**WORK TASK**
Spot each line in the data below containing "this" and copy it.

╭──

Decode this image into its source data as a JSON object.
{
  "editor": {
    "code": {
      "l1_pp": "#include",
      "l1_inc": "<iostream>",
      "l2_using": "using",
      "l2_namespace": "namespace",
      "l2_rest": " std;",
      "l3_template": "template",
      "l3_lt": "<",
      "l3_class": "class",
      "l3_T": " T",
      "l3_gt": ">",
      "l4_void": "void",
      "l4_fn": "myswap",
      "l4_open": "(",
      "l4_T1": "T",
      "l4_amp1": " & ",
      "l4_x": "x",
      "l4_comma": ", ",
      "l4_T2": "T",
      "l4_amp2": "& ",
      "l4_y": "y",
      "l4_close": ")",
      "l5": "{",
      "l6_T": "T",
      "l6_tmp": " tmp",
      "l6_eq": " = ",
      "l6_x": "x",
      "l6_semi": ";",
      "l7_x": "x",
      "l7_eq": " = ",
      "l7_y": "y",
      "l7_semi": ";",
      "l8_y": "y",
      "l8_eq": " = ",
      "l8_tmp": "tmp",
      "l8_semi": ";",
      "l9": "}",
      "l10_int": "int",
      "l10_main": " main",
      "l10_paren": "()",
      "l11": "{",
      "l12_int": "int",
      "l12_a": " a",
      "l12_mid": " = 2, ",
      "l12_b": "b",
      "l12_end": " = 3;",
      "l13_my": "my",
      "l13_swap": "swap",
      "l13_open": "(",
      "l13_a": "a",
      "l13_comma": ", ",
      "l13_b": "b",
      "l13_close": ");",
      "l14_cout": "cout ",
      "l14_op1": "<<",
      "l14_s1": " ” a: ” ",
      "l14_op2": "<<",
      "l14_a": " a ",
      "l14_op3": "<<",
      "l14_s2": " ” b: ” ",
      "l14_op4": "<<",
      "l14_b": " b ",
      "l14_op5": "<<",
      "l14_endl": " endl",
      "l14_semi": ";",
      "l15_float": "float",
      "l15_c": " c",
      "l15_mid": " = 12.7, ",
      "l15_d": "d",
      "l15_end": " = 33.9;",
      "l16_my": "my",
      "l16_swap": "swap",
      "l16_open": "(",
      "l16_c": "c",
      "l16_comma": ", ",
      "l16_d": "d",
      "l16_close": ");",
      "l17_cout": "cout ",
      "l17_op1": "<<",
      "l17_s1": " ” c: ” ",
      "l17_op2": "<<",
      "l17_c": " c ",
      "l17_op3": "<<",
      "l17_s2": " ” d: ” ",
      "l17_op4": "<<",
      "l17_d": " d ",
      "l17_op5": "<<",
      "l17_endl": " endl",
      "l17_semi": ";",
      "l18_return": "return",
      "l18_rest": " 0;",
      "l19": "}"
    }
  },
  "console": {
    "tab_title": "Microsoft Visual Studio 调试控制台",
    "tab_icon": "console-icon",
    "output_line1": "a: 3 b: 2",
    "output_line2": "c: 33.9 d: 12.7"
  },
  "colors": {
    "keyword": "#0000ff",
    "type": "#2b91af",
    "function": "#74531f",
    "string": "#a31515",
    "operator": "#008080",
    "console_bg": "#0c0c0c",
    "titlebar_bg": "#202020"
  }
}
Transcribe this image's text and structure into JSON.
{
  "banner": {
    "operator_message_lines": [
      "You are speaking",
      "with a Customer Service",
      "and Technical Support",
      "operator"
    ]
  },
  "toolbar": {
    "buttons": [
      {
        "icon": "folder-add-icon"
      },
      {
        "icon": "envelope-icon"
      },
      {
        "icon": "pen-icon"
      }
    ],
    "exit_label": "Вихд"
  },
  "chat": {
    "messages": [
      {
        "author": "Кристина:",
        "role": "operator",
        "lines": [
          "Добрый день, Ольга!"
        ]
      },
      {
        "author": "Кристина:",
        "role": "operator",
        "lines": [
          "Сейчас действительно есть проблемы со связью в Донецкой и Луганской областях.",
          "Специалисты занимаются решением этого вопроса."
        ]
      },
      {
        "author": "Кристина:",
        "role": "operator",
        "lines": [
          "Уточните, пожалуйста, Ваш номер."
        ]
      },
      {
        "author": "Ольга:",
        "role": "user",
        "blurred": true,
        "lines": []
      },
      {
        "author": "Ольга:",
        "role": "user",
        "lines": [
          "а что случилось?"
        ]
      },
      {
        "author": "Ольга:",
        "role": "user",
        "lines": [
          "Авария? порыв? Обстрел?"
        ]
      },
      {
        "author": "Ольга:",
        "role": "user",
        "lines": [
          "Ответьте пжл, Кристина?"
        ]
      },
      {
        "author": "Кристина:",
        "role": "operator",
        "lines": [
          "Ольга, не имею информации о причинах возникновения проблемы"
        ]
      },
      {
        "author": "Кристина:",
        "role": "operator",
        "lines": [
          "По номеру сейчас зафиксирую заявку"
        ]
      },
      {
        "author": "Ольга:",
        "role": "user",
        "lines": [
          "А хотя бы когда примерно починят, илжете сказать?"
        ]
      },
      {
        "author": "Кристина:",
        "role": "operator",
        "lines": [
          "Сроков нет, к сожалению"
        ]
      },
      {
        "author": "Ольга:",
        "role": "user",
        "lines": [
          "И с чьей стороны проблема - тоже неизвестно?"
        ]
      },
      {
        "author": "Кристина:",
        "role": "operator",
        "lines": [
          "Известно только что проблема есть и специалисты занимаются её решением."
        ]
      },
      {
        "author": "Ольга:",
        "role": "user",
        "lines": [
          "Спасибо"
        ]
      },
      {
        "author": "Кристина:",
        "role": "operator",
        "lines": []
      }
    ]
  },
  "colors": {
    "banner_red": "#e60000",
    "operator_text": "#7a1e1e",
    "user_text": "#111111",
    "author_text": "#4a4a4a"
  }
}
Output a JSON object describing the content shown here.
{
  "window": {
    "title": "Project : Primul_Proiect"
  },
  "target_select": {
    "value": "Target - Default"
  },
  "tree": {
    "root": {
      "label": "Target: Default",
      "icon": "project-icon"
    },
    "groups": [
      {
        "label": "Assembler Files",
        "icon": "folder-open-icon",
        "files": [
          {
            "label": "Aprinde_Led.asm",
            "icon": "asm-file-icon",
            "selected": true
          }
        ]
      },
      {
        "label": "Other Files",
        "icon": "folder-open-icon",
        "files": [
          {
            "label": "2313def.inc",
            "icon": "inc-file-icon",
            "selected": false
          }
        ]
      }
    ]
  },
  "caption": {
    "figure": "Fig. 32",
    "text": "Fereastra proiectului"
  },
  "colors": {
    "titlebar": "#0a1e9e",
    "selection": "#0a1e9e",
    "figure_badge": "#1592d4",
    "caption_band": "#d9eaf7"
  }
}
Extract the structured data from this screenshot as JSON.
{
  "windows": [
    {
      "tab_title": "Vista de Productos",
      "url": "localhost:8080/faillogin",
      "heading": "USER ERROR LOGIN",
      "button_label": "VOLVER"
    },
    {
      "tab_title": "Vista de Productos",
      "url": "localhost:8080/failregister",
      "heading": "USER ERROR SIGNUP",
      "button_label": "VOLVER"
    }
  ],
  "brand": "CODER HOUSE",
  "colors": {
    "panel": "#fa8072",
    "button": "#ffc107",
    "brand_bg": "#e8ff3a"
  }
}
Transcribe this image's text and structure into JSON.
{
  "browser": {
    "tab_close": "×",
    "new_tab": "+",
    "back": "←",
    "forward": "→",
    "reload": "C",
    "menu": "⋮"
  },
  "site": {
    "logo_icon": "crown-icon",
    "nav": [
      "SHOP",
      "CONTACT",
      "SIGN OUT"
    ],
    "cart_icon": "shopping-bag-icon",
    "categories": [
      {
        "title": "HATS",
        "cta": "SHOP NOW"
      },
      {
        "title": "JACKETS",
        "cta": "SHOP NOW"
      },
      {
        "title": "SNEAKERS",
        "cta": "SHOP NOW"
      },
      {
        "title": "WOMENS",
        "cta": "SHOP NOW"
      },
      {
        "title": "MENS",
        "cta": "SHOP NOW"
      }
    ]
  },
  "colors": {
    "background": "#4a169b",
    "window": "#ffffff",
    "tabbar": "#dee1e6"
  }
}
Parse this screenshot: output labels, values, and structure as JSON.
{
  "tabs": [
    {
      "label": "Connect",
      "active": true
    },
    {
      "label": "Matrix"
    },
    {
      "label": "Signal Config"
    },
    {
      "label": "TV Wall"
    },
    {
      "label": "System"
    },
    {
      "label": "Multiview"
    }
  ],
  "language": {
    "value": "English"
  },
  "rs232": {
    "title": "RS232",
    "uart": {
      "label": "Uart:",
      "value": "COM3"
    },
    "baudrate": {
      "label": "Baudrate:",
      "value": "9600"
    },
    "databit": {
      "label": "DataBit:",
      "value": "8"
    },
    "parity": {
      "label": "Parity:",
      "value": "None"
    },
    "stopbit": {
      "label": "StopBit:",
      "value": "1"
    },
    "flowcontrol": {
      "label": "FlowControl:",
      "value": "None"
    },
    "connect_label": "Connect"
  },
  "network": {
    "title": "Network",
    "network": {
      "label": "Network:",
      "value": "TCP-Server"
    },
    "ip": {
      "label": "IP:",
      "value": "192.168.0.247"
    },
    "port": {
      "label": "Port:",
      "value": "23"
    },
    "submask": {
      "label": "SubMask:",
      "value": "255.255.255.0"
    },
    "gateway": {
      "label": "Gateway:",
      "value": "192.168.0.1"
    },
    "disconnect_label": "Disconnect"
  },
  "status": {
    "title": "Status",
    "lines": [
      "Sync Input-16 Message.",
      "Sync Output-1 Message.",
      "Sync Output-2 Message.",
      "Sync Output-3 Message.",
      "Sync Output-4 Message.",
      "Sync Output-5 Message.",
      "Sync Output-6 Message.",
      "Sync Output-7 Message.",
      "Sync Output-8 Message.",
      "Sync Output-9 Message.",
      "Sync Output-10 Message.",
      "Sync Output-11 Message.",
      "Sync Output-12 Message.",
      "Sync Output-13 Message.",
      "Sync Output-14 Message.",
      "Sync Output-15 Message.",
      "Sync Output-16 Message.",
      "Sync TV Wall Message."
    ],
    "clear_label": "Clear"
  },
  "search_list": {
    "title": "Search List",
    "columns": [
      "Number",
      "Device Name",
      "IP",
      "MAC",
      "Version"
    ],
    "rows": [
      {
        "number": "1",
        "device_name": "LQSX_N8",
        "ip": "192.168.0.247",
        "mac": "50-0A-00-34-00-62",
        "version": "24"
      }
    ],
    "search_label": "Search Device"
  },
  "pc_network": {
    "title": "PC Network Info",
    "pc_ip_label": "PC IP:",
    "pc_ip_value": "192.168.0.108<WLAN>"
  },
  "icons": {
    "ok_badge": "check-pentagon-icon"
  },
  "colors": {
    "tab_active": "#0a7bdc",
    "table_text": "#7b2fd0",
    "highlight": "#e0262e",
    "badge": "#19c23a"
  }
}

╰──

**RESPONSE BELOW**
Decode this image into its source data as a JSON object.
Transcribe this image's text and structure into JSON.
Extract the structured data from this screenshot as JSON.
Transcribe this image's text and structure into JSON.
Parse this screenshot: output labels, values, and structure as JSON.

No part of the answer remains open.